Proper cooling is crucial for maintaining optimal performance and longevity of your computer. Over time, dust and debris can accumulate in the cooling system, leading to reduced airflow and potential overheating. In this article, we will explore the process of repairing and cleaning computer cooling systems to ensure efficient heat dissipation.
Repairing Cooling System Issues:
- Check Fans and Bearings: Start by inspecting all cooling fans in your computer, including those attached to the CPU, graphics card, and case. Ensure that the fans are spinning properly without any obstructions. If you notice any noise or resistance, it may indicate a faulty fan or worn-out bearings. In such cases, consider replacing the fan to maintain adequate cooling.
- Verify Fan Speed: Use software utilities or BIOS settings to monitor the speed of your cooling fans. If the fan speed appears abnormally low, it may indicate a malfunctioning fan or a configuration issue. Check the fan connections and adjust the fan speed settings in the BIOS if necessary.

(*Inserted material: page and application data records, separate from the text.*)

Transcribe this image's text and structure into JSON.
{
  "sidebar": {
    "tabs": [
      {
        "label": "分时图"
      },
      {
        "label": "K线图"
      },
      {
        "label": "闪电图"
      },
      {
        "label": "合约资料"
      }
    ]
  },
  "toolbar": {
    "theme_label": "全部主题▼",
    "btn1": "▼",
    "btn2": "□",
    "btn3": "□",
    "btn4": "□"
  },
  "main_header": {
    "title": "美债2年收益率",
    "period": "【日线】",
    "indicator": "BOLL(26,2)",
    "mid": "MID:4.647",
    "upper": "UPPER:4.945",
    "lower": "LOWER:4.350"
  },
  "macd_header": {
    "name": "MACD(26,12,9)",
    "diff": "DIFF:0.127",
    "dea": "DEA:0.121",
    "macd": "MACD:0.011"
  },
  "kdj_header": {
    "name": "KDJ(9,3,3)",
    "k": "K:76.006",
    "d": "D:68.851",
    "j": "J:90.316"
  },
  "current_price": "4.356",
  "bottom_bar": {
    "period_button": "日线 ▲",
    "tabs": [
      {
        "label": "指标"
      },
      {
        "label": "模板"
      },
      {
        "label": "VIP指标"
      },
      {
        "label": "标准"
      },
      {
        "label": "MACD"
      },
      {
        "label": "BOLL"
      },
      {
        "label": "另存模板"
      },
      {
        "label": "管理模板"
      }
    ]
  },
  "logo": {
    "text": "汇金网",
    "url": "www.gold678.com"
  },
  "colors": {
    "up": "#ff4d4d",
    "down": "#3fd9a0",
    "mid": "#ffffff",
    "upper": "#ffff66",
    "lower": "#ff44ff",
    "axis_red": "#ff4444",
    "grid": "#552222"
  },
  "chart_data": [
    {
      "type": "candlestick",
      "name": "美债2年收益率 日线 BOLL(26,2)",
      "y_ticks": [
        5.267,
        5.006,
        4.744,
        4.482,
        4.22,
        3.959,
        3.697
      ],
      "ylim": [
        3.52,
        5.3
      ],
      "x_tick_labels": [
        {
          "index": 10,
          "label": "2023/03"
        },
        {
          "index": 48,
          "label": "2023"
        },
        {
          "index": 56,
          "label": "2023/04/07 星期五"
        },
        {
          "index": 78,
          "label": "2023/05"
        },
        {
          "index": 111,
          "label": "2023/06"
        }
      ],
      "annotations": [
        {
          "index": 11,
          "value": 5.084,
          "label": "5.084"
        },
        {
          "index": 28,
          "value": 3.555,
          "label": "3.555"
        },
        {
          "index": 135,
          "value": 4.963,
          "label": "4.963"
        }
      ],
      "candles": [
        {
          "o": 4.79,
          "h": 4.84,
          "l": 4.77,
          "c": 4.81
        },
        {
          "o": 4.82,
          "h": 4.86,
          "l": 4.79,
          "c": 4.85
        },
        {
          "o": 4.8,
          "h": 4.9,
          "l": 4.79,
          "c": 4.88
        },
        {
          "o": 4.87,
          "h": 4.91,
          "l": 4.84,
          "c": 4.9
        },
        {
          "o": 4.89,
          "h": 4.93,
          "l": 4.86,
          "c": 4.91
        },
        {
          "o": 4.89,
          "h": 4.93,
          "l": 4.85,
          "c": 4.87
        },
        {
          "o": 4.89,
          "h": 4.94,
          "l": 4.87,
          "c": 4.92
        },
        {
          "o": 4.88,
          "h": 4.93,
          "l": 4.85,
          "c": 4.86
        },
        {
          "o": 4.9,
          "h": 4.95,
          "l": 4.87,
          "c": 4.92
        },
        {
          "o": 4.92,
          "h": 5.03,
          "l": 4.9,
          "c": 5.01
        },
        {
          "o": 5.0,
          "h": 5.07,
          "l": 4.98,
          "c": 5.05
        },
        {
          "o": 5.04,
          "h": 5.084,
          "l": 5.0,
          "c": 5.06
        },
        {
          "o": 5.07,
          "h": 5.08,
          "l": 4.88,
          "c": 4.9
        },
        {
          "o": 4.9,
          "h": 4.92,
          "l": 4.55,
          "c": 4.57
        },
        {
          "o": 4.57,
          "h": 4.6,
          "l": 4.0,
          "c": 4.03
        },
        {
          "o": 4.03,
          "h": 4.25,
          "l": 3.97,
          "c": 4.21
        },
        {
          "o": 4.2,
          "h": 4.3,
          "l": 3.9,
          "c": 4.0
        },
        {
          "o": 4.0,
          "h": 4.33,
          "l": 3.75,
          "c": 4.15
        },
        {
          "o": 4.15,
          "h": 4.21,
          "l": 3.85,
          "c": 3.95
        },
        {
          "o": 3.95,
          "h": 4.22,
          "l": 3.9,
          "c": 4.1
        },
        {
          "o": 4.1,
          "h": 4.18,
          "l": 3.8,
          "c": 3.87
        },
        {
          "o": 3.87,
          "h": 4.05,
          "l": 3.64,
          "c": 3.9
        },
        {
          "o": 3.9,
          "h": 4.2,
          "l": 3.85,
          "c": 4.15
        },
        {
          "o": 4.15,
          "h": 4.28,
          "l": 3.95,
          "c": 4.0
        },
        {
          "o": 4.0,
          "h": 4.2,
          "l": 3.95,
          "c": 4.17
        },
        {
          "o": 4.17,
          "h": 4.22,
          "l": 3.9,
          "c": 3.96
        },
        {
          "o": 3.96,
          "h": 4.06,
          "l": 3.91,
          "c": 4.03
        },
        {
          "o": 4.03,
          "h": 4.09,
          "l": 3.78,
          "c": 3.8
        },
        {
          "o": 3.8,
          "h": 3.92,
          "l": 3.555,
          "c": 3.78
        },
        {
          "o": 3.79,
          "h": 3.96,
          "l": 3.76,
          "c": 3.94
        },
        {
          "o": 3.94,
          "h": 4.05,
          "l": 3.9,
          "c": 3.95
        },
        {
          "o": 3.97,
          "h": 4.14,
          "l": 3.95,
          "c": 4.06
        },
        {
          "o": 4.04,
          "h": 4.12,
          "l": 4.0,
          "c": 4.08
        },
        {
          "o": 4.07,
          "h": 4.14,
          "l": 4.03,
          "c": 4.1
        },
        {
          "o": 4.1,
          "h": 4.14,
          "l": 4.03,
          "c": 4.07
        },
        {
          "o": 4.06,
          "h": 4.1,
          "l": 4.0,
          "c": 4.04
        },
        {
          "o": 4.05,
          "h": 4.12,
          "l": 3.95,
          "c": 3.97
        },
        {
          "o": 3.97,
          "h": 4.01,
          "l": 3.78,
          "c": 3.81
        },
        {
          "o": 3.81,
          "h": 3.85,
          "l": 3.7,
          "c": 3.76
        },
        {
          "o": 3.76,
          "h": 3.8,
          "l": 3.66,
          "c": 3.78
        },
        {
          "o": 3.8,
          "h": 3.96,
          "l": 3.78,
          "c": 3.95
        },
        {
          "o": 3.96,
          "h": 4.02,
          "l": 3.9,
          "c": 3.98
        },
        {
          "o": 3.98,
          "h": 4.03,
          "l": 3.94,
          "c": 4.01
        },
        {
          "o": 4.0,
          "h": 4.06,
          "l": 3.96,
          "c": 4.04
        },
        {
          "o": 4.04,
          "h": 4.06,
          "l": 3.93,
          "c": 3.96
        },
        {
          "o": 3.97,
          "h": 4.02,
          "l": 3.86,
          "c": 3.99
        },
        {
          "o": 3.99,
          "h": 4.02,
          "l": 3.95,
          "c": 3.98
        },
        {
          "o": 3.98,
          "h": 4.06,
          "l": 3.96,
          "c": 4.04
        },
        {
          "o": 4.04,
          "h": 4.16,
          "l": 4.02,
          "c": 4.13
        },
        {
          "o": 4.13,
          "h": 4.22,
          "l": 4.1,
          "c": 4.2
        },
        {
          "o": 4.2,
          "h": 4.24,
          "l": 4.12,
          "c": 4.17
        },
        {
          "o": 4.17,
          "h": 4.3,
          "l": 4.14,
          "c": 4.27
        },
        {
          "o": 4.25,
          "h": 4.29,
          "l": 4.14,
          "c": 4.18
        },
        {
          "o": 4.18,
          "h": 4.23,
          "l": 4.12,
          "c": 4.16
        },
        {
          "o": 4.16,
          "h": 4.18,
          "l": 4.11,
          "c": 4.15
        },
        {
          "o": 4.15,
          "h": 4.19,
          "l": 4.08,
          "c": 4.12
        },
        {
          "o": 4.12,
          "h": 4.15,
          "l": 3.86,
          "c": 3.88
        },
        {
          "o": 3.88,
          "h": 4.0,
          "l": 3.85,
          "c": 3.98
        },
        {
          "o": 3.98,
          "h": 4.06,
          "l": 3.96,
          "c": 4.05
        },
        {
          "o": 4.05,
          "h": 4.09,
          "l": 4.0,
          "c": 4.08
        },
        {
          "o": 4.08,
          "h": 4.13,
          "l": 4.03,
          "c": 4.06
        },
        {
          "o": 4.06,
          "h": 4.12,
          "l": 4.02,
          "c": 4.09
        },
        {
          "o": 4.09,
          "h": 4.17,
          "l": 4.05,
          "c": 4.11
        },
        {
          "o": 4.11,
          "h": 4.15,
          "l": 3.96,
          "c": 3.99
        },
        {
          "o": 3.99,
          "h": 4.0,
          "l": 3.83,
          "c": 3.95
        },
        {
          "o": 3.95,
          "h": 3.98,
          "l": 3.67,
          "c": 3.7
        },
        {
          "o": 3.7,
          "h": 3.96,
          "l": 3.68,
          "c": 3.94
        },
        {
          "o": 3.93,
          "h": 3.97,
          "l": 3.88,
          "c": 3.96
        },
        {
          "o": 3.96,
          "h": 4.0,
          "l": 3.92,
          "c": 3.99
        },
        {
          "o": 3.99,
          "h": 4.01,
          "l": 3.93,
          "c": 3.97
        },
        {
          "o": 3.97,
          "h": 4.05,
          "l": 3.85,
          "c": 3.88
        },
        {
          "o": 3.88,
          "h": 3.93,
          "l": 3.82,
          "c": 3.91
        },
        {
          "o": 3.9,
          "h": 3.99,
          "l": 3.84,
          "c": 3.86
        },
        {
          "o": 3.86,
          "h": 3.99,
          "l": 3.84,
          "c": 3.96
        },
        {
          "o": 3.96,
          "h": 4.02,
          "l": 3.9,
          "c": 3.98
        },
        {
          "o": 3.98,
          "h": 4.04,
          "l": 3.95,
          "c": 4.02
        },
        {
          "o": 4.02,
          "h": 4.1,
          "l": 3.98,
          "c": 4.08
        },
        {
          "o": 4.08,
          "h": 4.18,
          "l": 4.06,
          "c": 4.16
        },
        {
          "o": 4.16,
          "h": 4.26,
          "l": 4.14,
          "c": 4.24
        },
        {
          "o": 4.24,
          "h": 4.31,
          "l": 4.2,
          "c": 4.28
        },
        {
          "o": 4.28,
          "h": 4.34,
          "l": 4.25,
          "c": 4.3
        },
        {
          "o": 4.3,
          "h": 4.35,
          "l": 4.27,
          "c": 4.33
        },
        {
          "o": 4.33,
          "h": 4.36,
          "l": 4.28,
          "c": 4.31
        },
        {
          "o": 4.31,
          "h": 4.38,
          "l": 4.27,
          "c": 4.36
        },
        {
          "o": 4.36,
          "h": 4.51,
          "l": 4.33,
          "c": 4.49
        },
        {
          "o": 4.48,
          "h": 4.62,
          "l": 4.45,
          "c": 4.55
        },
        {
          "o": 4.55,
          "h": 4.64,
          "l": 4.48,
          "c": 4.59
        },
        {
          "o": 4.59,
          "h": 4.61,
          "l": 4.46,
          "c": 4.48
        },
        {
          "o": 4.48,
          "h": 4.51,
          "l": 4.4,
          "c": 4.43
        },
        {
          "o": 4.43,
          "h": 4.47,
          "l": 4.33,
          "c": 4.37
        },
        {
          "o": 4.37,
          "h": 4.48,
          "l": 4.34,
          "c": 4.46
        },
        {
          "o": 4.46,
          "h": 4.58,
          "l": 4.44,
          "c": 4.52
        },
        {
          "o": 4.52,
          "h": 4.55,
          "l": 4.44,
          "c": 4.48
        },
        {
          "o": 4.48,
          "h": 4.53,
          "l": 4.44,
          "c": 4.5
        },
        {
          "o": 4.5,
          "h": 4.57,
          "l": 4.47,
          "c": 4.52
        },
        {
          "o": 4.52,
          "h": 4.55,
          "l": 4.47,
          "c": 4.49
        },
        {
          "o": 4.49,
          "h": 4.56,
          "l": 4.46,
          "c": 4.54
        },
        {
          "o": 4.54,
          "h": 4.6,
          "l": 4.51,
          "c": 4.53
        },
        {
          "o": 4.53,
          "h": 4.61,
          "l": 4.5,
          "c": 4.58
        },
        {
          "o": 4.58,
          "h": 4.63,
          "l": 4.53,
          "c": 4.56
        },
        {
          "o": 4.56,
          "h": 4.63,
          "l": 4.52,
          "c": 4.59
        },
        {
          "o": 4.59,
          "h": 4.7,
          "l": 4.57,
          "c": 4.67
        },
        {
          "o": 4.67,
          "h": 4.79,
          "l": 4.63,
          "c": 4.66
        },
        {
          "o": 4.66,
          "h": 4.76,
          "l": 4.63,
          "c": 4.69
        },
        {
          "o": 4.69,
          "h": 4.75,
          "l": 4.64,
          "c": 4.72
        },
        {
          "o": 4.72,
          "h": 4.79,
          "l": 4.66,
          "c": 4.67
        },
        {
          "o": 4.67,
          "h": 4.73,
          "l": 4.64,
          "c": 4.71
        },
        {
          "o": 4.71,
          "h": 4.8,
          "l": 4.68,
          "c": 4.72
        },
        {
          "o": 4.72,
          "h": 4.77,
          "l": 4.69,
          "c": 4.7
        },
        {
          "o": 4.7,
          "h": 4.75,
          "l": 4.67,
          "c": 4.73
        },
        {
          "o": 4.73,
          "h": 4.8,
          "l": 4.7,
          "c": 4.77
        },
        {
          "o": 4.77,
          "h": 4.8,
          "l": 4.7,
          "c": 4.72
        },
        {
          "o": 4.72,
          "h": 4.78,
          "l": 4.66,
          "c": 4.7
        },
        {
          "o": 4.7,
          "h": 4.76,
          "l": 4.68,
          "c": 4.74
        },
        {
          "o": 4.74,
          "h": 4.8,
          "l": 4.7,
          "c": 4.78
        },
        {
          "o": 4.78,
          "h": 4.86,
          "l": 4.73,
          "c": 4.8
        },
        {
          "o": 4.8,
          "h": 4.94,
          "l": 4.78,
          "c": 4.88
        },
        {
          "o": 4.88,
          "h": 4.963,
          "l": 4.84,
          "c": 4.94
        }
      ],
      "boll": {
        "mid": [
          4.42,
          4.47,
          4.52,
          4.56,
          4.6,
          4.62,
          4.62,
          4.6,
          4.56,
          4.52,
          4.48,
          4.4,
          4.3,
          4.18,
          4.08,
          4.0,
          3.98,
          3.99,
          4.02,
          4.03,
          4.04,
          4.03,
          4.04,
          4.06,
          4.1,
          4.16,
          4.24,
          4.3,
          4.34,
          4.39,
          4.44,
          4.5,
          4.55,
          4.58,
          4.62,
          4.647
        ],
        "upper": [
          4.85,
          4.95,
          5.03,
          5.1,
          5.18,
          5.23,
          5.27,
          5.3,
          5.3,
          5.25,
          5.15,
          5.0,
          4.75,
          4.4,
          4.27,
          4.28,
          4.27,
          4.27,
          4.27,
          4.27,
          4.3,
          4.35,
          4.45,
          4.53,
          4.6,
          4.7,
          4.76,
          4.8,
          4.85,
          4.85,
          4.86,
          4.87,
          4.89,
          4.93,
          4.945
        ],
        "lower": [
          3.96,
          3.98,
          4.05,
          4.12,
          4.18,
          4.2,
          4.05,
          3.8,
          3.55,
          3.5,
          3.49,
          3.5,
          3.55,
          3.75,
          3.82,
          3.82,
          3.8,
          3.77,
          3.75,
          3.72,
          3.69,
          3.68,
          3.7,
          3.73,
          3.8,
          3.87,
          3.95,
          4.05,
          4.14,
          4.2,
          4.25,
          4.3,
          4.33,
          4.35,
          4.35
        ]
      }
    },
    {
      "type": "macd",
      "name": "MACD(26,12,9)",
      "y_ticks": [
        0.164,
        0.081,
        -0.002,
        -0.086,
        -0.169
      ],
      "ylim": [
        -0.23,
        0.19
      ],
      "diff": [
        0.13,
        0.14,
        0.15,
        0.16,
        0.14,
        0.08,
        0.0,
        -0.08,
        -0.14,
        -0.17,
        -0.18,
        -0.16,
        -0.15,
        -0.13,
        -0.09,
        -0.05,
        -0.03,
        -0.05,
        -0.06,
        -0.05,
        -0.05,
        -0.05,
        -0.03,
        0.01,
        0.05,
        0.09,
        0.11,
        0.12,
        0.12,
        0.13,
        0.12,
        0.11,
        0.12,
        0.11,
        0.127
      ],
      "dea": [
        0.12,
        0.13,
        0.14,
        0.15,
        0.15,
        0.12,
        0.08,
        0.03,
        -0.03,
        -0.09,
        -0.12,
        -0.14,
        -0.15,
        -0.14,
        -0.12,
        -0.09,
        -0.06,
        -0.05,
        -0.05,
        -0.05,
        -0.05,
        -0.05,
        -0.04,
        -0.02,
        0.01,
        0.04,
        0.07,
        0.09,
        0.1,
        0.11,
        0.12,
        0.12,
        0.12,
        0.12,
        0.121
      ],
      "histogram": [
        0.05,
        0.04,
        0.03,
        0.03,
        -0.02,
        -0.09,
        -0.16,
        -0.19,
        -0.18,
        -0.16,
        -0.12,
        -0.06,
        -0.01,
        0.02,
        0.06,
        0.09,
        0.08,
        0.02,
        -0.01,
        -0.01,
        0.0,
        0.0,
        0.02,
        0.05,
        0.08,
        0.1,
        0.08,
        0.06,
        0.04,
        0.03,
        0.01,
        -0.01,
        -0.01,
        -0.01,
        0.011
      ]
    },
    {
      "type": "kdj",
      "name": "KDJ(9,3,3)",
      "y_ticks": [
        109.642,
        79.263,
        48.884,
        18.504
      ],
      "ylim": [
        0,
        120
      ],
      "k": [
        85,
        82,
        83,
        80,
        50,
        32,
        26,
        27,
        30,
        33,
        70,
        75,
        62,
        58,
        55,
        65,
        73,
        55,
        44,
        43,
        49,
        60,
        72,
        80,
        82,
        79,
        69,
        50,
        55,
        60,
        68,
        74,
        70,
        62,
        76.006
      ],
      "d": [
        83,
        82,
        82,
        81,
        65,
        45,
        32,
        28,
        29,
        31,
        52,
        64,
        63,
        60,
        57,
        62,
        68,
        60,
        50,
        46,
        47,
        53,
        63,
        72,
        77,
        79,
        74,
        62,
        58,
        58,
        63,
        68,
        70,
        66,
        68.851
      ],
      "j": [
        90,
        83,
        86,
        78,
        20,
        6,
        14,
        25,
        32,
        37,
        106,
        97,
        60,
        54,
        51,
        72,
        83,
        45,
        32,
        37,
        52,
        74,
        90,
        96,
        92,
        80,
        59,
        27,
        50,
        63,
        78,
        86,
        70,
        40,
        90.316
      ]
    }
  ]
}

- Replace Thermal Paste: The thermal paste applied between the CPU or GPU and the cooling system plays a vital role in heat transfer. Over time, the thermal paste can dry out or become less effective. If you notice unusually high temperatures or frequent overheating, consider removing the old thermal paste and applying a fresh, high-quality thermal paste to improve heat transfer.
- Inspect Heat Sinks: Heat sinks attached to the CPU or graphics card can accumulate dust and obstruct airflow. Carefully remove any visible dust or debris from the heat sinks using compressed air or a soft brush. Be gentle to avoid damaging the delicate components.
Cleaning the Cooling System:
- Power Off and Unplug: Before cleaning the cooling system, power off your computer and unplug it from the electrical outlet. This ensures your safety and prevents any damage to the components.
- Open the Case: Depending on your computer model, remove the side panel or any access panels to gain access to the internal components. Refer to the computer manufacturer’s documentation or online resources for specific instructions.
- Use Compressed Air: With the case open, use compressed air to blow away dust and debris from the cooling fans, heat sinks, and other components. Hold the can of compressed air upright and use short bursts to prevent moisture from entering the system. Pay special attention to the fan blades, as they tend to accumulate dust.
- Clean Filters: Some computer cases have removable dust filters. Take out these filters and clean them with compressed air or rinse them with water, if applicable. Allow the filters to dry completely before reinstalling them.
- Reassemble and Test: After cleaning, carefully reassemble the computer case, ensuring all connections are secure. Power on your computer and monitor the temperatures using software utilities or BIOS settings. Verify that the cooling system is operating effectively and that the temperatures remain within acceptable ranges.
Regularly cleaning and maintaining your computer’s cooling system can help prevent overheating, extend the lifespan of your components, and maintain optimal performance. It is recommended to perform cleaning at least every six months or more frequently if you notice any signs of reduced cooling efficiency.
Note: If you are unsure about any steps or encounter complex cooling system issues, it is advisable to seek assistance from a professional technician.